It has been almost impossible to ignore the media circus surrounding the attempted child removal involving Brisbane mother, Sally Faulkner and the 60 Minutes television crew in Beirut, Lebanon.

Although the precise details of this matter remain unclear, it is known that Ms Faulkner travelled to Lebanon with a team from Child Abduction Recovery International (CARI) and a television crew in an attempt to forcibly return her two children to Australia.

This was unsuccessful and instead resulted in Ms Faulkner, the CARI team and the 60 Minutes crew being arrested and charged with what has been reported as kidnapping, physical assault, hiding information and criminal conspiracy.

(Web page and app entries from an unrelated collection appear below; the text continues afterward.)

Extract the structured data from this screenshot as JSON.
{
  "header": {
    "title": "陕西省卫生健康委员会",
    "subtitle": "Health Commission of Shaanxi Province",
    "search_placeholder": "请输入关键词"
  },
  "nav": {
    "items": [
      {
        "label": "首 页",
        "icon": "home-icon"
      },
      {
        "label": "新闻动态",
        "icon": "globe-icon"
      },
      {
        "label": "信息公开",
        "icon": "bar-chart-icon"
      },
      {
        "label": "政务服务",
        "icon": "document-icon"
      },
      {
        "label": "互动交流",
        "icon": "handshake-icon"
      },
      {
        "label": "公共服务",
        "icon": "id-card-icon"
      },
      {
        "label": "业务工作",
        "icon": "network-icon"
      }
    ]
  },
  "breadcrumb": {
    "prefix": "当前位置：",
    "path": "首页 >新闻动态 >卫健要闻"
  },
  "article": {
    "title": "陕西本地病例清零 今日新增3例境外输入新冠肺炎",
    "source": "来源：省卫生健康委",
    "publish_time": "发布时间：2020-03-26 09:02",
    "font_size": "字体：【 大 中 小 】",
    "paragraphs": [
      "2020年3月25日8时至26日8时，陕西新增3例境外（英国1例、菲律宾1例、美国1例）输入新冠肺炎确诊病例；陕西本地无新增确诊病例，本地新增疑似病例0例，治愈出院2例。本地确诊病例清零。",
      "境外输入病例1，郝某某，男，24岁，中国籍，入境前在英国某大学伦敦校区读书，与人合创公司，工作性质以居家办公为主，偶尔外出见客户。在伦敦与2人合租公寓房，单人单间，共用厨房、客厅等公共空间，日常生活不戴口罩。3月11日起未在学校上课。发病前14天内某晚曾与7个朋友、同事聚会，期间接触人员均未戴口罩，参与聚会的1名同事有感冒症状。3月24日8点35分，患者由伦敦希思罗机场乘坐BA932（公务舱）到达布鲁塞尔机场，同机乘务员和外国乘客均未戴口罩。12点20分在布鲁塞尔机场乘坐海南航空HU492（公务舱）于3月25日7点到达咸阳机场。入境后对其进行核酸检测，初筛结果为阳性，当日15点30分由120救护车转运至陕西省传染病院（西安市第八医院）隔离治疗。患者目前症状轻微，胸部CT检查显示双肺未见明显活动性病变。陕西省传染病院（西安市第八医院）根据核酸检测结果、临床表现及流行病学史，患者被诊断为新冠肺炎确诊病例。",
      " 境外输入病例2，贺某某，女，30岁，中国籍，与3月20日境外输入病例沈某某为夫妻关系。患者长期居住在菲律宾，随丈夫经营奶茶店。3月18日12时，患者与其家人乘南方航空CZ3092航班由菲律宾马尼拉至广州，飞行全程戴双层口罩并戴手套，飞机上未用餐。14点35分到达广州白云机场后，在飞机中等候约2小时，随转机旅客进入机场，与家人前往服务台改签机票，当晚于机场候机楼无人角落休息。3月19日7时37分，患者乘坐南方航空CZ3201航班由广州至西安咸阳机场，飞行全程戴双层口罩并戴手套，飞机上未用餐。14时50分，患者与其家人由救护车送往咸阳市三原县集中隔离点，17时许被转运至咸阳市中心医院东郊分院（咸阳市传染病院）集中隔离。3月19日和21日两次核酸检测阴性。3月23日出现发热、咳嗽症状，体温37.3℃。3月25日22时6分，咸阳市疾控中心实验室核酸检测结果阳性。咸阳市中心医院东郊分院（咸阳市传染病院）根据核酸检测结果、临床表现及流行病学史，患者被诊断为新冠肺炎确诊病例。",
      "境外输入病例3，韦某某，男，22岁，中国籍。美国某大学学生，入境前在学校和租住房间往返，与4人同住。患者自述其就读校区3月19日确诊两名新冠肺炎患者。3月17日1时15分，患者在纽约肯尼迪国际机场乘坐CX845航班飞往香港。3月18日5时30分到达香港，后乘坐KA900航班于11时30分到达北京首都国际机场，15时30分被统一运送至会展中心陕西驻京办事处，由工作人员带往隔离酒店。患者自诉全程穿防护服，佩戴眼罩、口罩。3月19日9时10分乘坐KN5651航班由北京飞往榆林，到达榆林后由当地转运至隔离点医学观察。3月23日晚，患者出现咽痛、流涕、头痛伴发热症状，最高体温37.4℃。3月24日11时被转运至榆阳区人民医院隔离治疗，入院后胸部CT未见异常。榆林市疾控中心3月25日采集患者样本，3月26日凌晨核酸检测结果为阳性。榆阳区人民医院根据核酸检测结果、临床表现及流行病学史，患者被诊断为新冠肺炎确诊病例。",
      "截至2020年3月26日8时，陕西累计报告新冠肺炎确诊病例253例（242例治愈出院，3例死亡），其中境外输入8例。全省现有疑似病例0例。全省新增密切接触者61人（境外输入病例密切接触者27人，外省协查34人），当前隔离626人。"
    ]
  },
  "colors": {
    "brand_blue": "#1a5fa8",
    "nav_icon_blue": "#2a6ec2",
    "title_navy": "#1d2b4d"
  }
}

After nearly two weeks, Ms Faulkner’s former partner, Mr Elamine, allegedly agreed to a settlement by which Ms Faulkner and the 60 Minutes crew were released and which involved Ms Faulkner giving up her right to pursue further parenting proceedings in Australia.

However, the CARI team remained in detention and recently was denied bail by the Lebanese courts.

This story has left many parents asking – how did this happen and how do I prevent this happening to me? In short, the challenge arose because Lebanon is not a signatory to any of the treaties or agreements to which Australia is a party which deal with cross-border parenting issues.

It has been reported in the media that Mr Elamine took the children from Australia to Lebanon for a holiday but then refused to return them at the conclusion of the holiday. If that is true, then had Lebanon been a signatory to theConvention on the Civil Aspects of International Child Abduction, commonly known as the “Hague Convention”, there would have been mechanisms by which the Australian and Lebanese authorities could have sought court orders in Lebanon for the immediate return of the children to Australia. Unfortunately, Lebanon is not a party to that treaty and so that option was not available.

Another protective measure for those navigating an international co-parenting arrangement is to obtain orders in Australia which clearly define when children are to spend time in each of their parents’ home countries. Depending on which other country is involved, such orders may then be enforced overseas through a bilateral treaty or theConvention on Jurisdiction, Applicable Law, Recognition, Enforcement and Co-Operation in Respect of Parental Responsibility and Measures for the Protection of Children, commonly known as the ‘Child Protection Convention’. 

Unfortunately, Lebanon is not a party to any bilateral treaty with Australia or to the Child Protection Convention, meaning that Australian court orders have no legal effect in Lebanon.

Consequently, in Ms Faulkner’s case, once her children were in Lebanon, the only legal avenue open to have the children returned to her care was to commence court proceedings in Lebanon.

To prevent this happening to you, it is important that if your partner lives overseas and your children are to spend time with them there, that you obtain legal advice about whether that country is a signatory to key treaties or agreements and what your options would be if the children were retained. There are measures that can be taken to enforce parenting arrangements once children leave Australia, but many are only effective if taken before the children depart Australia

As the saying goes, prevention is better than cure.